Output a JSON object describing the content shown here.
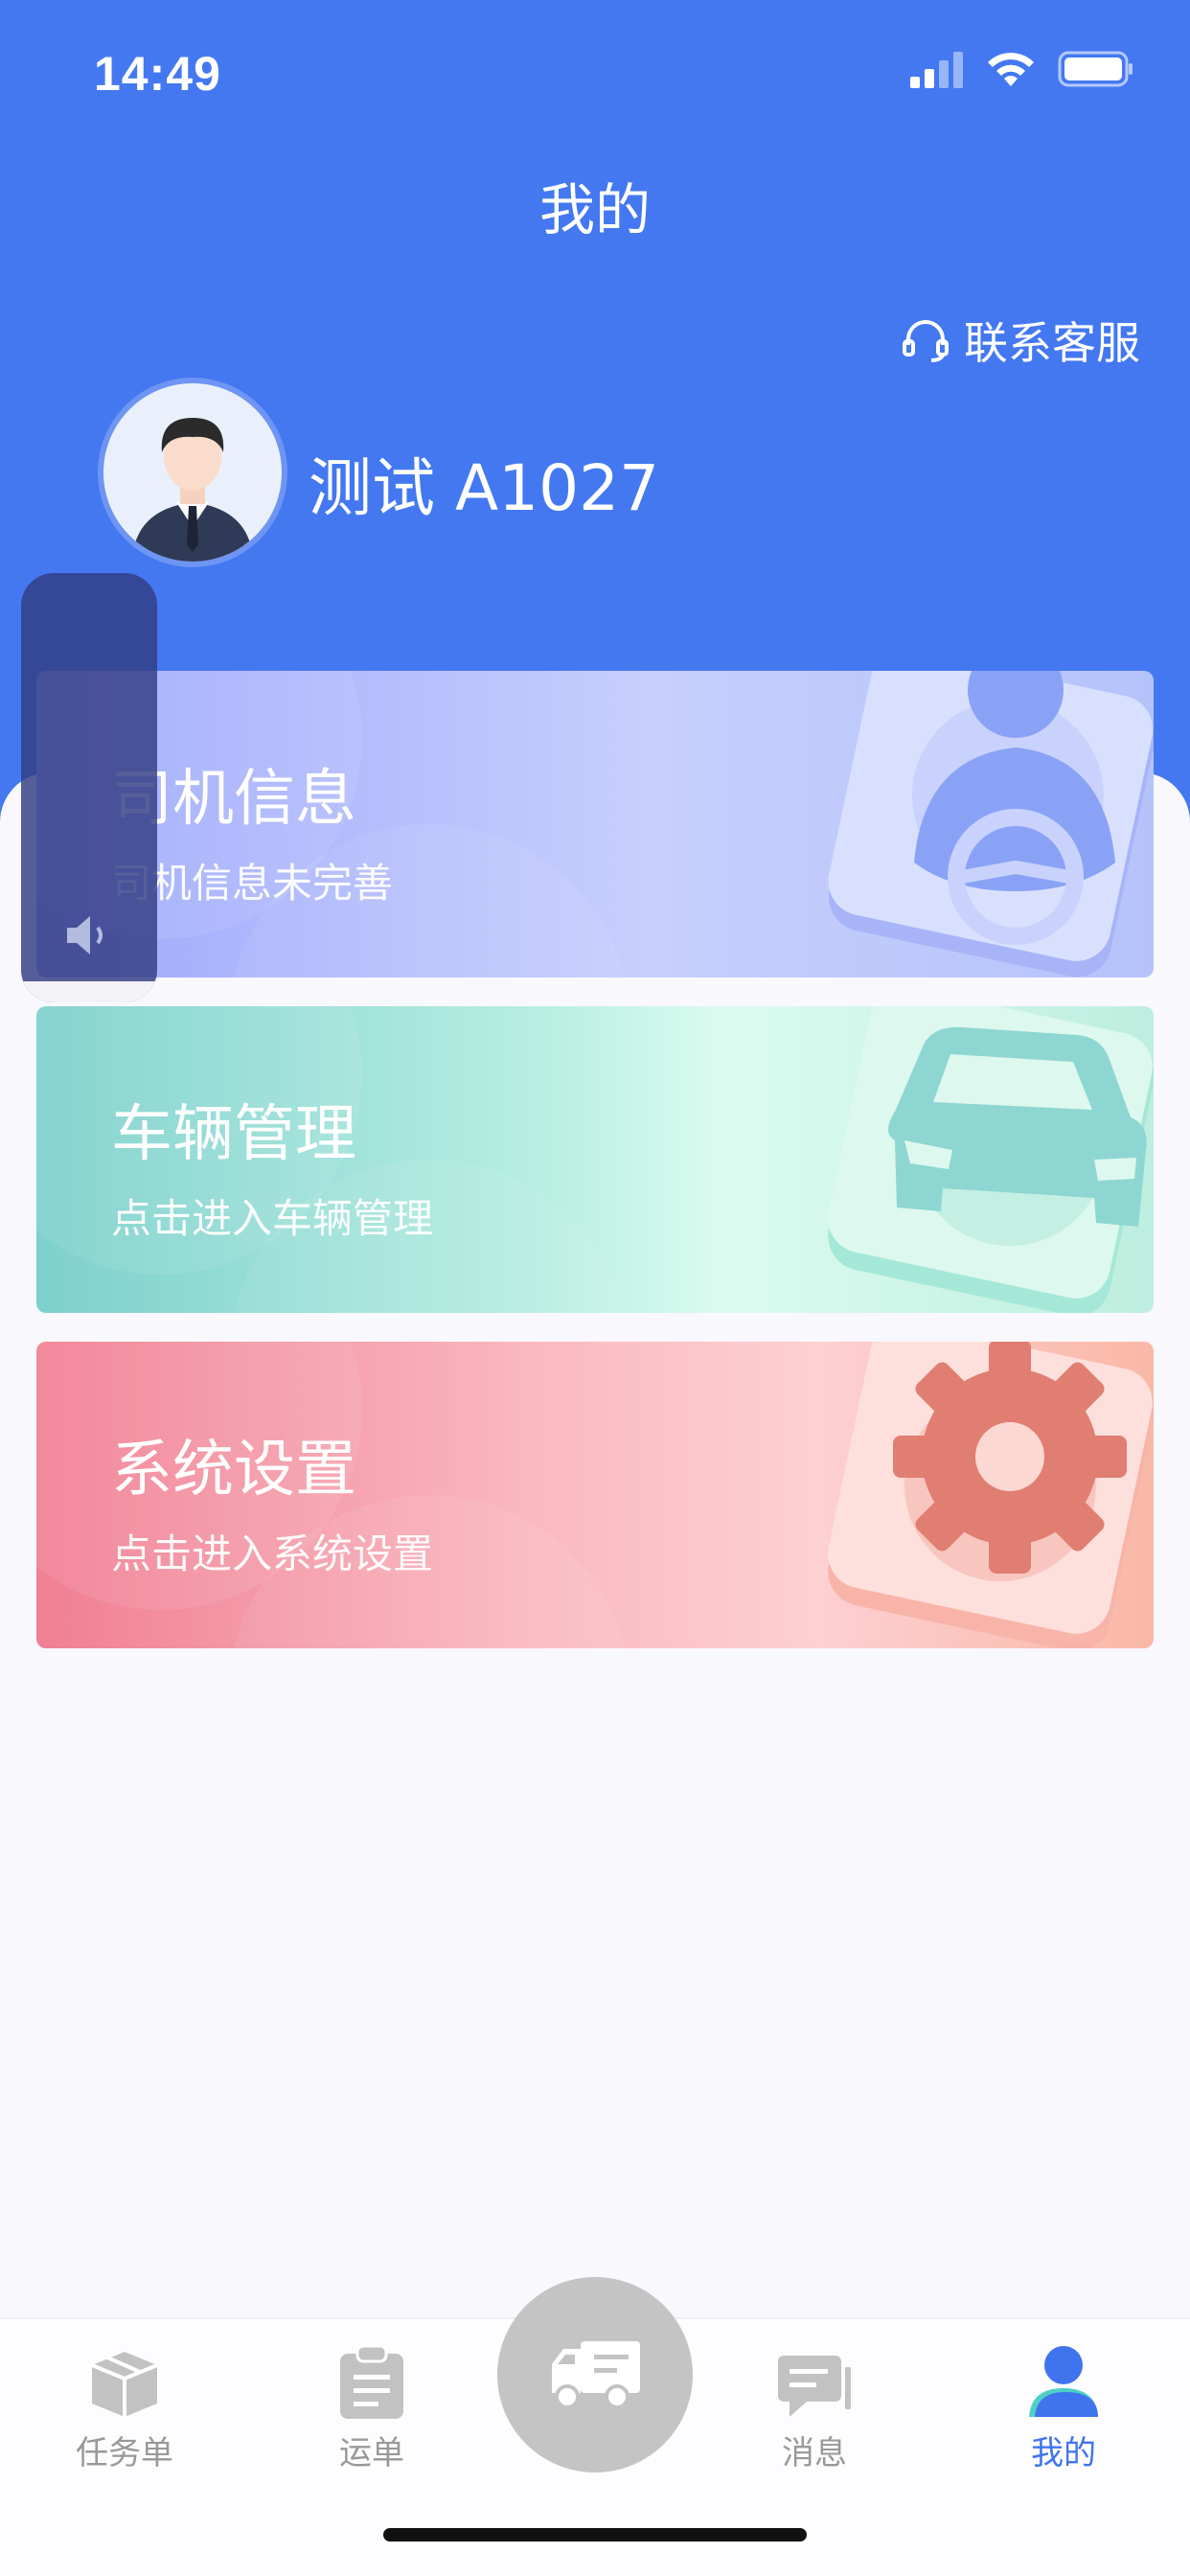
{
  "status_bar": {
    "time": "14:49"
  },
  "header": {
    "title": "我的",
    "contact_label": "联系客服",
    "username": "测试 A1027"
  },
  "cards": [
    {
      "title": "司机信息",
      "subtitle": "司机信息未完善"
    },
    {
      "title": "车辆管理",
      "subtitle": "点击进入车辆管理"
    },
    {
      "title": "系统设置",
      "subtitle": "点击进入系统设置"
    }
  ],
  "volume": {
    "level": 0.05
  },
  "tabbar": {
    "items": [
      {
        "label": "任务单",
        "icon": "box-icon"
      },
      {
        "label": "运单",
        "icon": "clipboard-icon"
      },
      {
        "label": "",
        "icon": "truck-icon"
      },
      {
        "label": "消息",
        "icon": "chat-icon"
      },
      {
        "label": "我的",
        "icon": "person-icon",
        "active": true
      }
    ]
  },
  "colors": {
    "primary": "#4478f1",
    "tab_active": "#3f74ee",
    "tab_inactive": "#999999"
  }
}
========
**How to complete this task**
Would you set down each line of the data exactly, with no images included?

**Answer for this exercise**
Output a JSON object describing the content shown here.
{
  "status_bar": {
    "time": "14:49"
  },
  "header": {
    "title": "我的",
    "contact_label": "联系客服",
    "username": "测试 A1027"
  },
  "cards": [
    {
      "title": "司机信息",
      "subtitle": "司机信息未完善"
    },
    {
      "title": "车辆管理",
      "subtitle": "点击进入车辆管理"
    },
    {
      "title": "系统设置",
      "subtitle": "点击进入系统设置"
    }
  ],
  "volume": {
    "level": 0.05
  },
  "tabbar": {
    "items": [
      {
        "label": "任务单",
        "icon": "box-icon"
      },
      {
        "label": "运单",
        "icon": "clipboard-icon"
      },
      {
        "label": "",
        "icon": "truck-icon"
      },
      {
        "label": "消息",
        "icon": "chat-icon"
      },
      {
        "label": "我的",
        "icon": "person-icon",
        "active": true
      }
    ]
  },
  "colors": {
    "primary": "#4478f1",
    "tab_active": "#3f74ee",
    "tab_inactive": "#999999"
  }
}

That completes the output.